By Rick Dandes
The Daily Item
DALMATIA — Nine property owners are celebrating the state Public Utility Commission’s rejection of PPL Electric Utilities’ plan to string nearly 12 miles of power lines over scenic farmland in Northumberland, Snyder and Juniata counties.
“This is huge,” said an ebullient Roy Maurer, a Dalmatia farmer who spent $50,000 to fight the utility. “It’s a rare thing to win a case against such a well-funded corporation. But our group of farmers got together and did just that.”
Two PUC administrative law judges, David A. Salapa and Joel H. Cheskis, ultimately made the decision, Maurer said.
PPL had requested to the PUC that it wanted to exercise eminent domain over several properties for a proposed Dalmatia to Richfield 69-kilovolt transmission line project.

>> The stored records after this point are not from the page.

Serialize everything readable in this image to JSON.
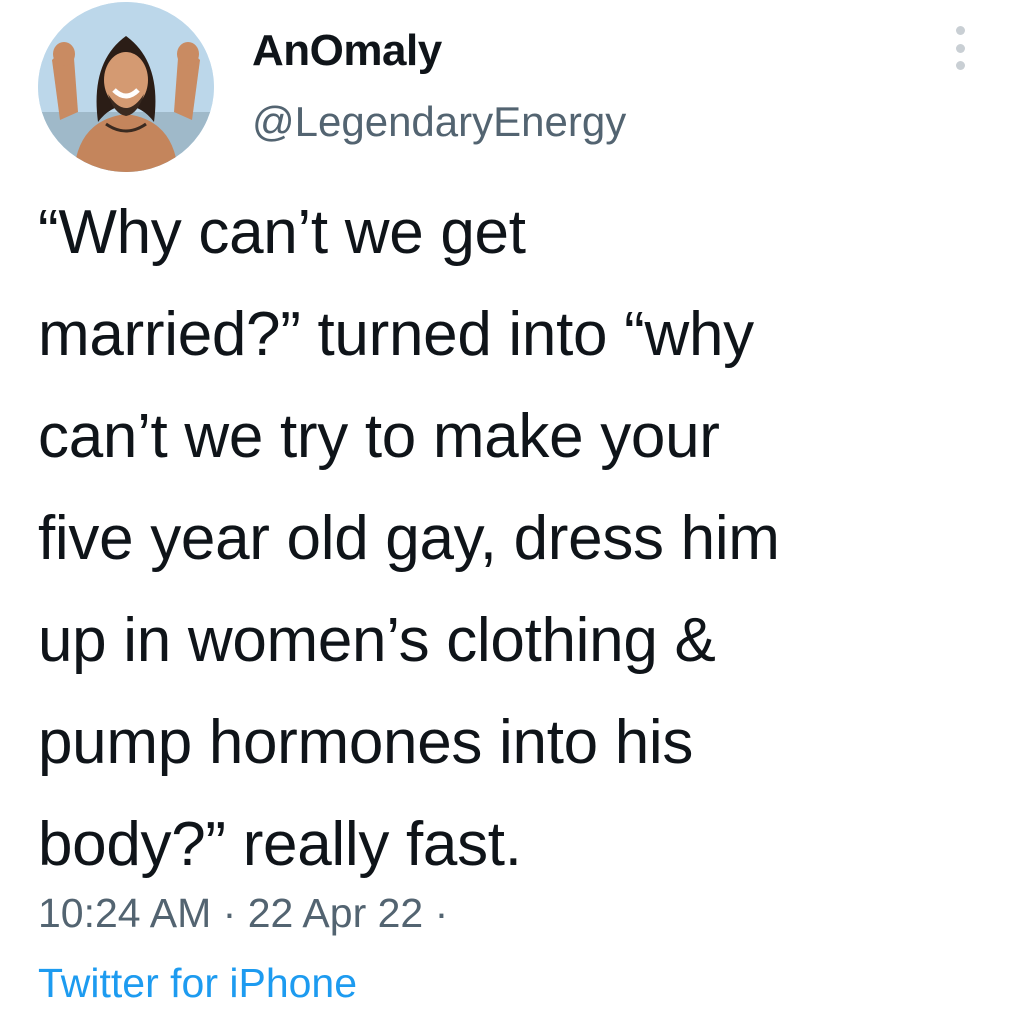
{
  "tweet": {
    "author": {
      "display_name": "AnOmaly",
      "handle": "@LegendaryEnergy",
      "avatar_icon": "user-avatar"
    },
    "more_icon": "more-dots-icon",
    "text_lines": [
      "“Why can’t we get",
      "married?” turned into “why",
      "can’t we try to make your",
      "five year old gay, dress him",
      "up in women’s clothing &",
      "pump hormones into his",
      "body?” really fast."
    ],
    "meta": {
      "time": "10:24 AM",
      "separator": "·",
      "date": "22 Apr 22",
      "trailing_separator": "·"
    },
    "source": "Twitter for iPhone",
    "colors": {
      "text": "#0f1419",
      "secondary": "#536471",
      "link": "#1d9bf0"
    }
  }
}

“They said in a hearing it was necessary,” Maurer said. “But PPL hadn’t done any repair work on our lines for 15 years, and now they came along and said they (were) needed for the service, accommodation, convenience or safety of the public? I think the judges, who had a year to study the request, saw through that argument — and denied it.”
In the 44-page decision, Salapa and Cheskis wrote: “Need” was not proven, therefore “We recommend ... that PPL’s application be rejected.”
The judges said that it was not necessary to address the route because PPL had not proven need for the project.
PPL plans to contest the judges’ recommendation, Maurer said.
“I’ll probably have to pay to have our lawyers make further arguments and fight PPL again,” he said. “They have a lot of money. And I’ve spent a lot of money on this, and I don’t think I’ll recover any of it, even if we ultimately prevail. But this is not just about me.
“All of the landowners involved here have spent money and time fighting this. But I couldn’t live with myself if I hadn’t done everything I could to stop PPL’s plans for the land. For generations, our ancestors were protectors of their rural farmland and we can do no less.”
After the recommendations went public, Maurer said: “We thank the judges for listening to the community and property owners in this case of eminent domain. We had a lot of community support and encouragement throughout the pats few years. We couldn’t have survived without them.”
Responses to the recommendation are due in writing to the PUC no later than Monday at the PUC, said a PUC spokesman.
Replies to the written responses are due no later than Jan. 24.
Meanwhile, PPL is still urging the PUC to approve its application because, the company says, the project is needed to improve electrical service.
A final ruling will be made this year.
But, even then, the PUC decision can be appealed to the state Commonwealth Court.